The EU Crisis and European democracy, the role of the European Parliament for an effective European government of the economy
By Guido Montani, Vice-President of the Union of European Federalists
The European Monetary Union is in danger and, since the EMU is the most important achievement of sixty years of European integration, this means that the survival of the European Union itself is also at stake. The cause is not simply the Greek crisis but also the inadequate governance of the EU itself.
For example, in order to save the Greek economy from defaulting on its debts George Papandreu first planned to visit not the President of the European Commission but Mrs Merkel, Mr Sarkozy and Mr Obama. So who, under the present system, is actually responsible for the future of the EU?
The intergovernmental method of managing the European affairs confuses and mingles national and European interests. National governments cannot do without Europe, but they are also obliged to defend their own national interests. The result is a decision-making process which is slow, contradictory and inefficient. The proposal to expel Greece from the EMU opened the door to financial speculation against the euro and the possibility of an eventual legitimization of a split in the Monetary Union. Moreover, the decision to involve the IMF in the rescue package of 750 billion euro was a tacit admission of the euro’s weakness as compared to the dollar. The US Government has never asked the IMF for help when any of the 50 states of the Union risked being in default, as happened with New York in 1975 and today with California. The EMU’s survival is a purely European problem. No-one will save the euro so long as Europeans remain unable, or unwilling, to change their inefficient decision-making system.
Germany’s insistence on greater budget austerity in EU member states is correct. But it is only one side of the coin. The other side is the growth of the European economy. Too much austerity can kill the patient. After a dramatic economic downturn, the likely outcome would be a deflationary vicious circle with lower public expenditure, lower purchasing power, lasting stagnation, etc. The future of the European Union cannot simply be “l’Europe des patries” with strong ‘virtuous’ states able to face the challenges of the global economy, and weak ‘guilty’ states lagging behind. The Lisbon Treaty states that the Union “shall promote economic, social and territorial cohesion, and solidarity among member states” (art. 3). The present European Union is unable to attain these aims because it is not endowed with the necessary means for the effective governance of the European economy and, in particular, a suitable budget.

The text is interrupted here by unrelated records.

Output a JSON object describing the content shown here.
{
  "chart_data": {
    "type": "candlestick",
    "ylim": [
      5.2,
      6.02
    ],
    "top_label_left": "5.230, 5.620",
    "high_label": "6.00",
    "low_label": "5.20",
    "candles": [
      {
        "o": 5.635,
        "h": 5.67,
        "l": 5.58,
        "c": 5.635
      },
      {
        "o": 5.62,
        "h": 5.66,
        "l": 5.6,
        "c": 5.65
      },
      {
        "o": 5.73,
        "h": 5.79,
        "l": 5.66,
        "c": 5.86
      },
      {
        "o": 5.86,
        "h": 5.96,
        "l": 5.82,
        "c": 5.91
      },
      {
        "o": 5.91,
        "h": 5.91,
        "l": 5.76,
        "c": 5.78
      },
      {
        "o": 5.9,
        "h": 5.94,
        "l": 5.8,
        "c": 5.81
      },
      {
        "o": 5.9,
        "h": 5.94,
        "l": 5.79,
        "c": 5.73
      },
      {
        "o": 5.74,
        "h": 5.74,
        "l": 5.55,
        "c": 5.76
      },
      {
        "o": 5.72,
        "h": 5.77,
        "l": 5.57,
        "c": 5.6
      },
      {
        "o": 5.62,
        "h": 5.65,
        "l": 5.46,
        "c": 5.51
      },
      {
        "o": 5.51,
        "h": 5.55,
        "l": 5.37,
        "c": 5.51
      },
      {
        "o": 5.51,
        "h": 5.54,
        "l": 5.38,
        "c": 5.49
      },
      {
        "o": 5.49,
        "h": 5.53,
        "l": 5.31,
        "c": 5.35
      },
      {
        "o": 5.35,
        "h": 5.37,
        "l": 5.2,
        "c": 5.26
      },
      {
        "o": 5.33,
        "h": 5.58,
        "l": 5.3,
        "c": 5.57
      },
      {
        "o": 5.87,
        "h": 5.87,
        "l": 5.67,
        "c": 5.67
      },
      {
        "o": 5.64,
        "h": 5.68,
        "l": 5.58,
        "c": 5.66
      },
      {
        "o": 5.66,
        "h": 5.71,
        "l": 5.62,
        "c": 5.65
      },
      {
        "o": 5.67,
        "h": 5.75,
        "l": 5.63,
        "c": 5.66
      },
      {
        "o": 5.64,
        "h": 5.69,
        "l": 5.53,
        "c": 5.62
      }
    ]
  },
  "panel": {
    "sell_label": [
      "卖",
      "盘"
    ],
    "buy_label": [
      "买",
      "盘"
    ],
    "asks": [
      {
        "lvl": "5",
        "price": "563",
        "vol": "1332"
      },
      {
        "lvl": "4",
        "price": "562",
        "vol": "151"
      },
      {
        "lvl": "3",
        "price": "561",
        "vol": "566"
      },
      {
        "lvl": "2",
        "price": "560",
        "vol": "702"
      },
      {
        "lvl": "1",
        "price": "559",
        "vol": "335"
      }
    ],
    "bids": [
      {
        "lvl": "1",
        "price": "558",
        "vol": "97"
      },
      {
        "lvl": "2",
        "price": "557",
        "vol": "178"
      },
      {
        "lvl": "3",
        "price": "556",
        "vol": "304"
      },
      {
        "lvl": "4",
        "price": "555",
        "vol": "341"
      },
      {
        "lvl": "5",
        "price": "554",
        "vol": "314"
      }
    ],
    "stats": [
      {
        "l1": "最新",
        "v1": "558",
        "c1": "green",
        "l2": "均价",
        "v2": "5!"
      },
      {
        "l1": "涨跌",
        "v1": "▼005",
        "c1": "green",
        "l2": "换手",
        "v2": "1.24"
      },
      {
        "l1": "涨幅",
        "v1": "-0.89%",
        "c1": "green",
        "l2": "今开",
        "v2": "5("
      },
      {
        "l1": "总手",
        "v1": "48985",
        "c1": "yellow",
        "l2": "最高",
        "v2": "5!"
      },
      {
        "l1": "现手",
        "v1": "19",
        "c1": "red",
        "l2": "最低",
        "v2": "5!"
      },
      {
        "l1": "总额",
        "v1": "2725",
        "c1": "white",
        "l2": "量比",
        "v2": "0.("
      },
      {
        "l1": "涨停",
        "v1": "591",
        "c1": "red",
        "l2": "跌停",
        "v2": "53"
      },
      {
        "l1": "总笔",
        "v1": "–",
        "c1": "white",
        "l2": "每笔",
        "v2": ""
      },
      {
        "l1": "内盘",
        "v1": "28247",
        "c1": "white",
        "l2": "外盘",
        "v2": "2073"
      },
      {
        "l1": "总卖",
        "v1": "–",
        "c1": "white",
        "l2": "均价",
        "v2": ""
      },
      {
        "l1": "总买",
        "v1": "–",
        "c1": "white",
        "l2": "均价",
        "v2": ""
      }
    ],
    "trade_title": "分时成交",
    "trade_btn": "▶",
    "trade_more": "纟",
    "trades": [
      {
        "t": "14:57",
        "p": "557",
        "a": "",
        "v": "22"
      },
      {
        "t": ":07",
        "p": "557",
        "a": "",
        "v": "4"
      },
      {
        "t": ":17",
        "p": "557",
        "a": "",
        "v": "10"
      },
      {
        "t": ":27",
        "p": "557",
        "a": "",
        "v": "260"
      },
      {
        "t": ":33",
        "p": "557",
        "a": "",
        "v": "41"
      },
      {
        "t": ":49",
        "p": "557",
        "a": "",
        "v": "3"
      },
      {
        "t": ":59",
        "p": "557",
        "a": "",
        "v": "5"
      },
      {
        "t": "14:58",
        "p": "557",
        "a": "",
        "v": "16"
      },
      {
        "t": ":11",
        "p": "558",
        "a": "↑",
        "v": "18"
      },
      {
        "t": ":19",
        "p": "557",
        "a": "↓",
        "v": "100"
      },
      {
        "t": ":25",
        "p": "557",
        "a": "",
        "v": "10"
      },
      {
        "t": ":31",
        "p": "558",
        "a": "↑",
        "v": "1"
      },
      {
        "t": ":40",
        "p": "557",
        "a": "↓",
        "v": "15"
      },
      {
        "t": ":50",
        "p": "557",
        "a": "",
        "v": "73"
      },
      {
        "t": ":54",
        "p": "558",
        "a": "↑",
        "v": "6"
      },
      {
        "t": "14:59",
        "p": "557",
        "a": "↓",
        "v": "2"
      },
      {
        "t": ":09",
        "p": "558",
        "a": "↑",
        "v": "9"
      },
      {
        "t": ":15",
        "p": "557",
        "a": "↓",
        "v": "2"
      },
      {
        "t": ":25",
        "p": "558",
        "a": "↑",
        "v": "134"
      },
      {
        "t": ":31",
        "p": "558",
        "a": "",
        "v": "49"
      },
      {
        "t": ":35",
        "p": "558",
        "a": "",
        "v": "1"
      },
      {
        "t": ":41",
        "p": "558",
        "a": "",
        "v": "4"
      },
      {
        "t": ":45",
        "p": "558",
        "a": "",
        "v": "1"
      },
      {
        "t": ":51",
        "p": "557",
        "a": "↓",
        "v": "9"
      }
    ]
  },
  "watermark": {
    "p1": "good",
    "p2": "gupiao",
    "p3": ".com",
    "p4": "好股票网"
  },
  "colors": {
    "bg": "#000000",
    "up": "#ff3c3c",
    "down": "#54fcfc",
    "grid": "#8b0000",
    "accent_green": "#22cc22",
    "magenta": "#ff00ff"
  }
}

In Maastricht, December 1991, the heads of state and government decided to create a Monetary Union but did almost nothing to establish an Economic Union. The Delors’ Commission in 1993 launched an ambitious long term Plan for growth and employment, but the Ecofin refused to issue the required Union Bonds. The Lisbon Strategy, launched in 2000, was a complete failure because it was founded on the illusion that cooperation among 27 national governments could happen spontaneously. The European Commission was not seen as a potential government of the economy but merely as the secretariat of the Council. If the new Commission’s plan “2020” will not be financed by appropriate means, it is easy to forecast a new failure.
The time has now come to complete the EMU by establishing a fully-fledged Economic Union. Two parallel processes of reform of the EU institutions are on the table today: reform of the Growth and Stability Pact and reform of the Community budget. These two reforms are to be merged because the EMU can work only if supported by a fiscal union within which it is possible to decide how much to allocate to purely European projects (i.e. European public goods) and how much to national projects (i.e. national public goods). The global economic crisis has greatly worsened the state of European public finance. Taxpayers will be compelled to face new sacrifices for years ahead. The voice of the European citizens and their representatives cannot therefore be ignored.
We need a fresh pact between the citizens of the EU, from Germany to Greece, from Finland to Portugal, setting out the principles of a new fiscal responsibility and solidarity. To achieve this historic agreement, national parliaments should be involved in the reform process, along with the European Parliament, the European Commission and the national governments. The European Parliament – which defined the EU as a supranational democracy – should therefore promote an Inter-Parliamentary Conference (on the model of the “Assises”, convened in Rome in 1990) in order to exploit all the possibilities of the Lisbon Treaty and to propose the rules for an effective European Government of the Economy.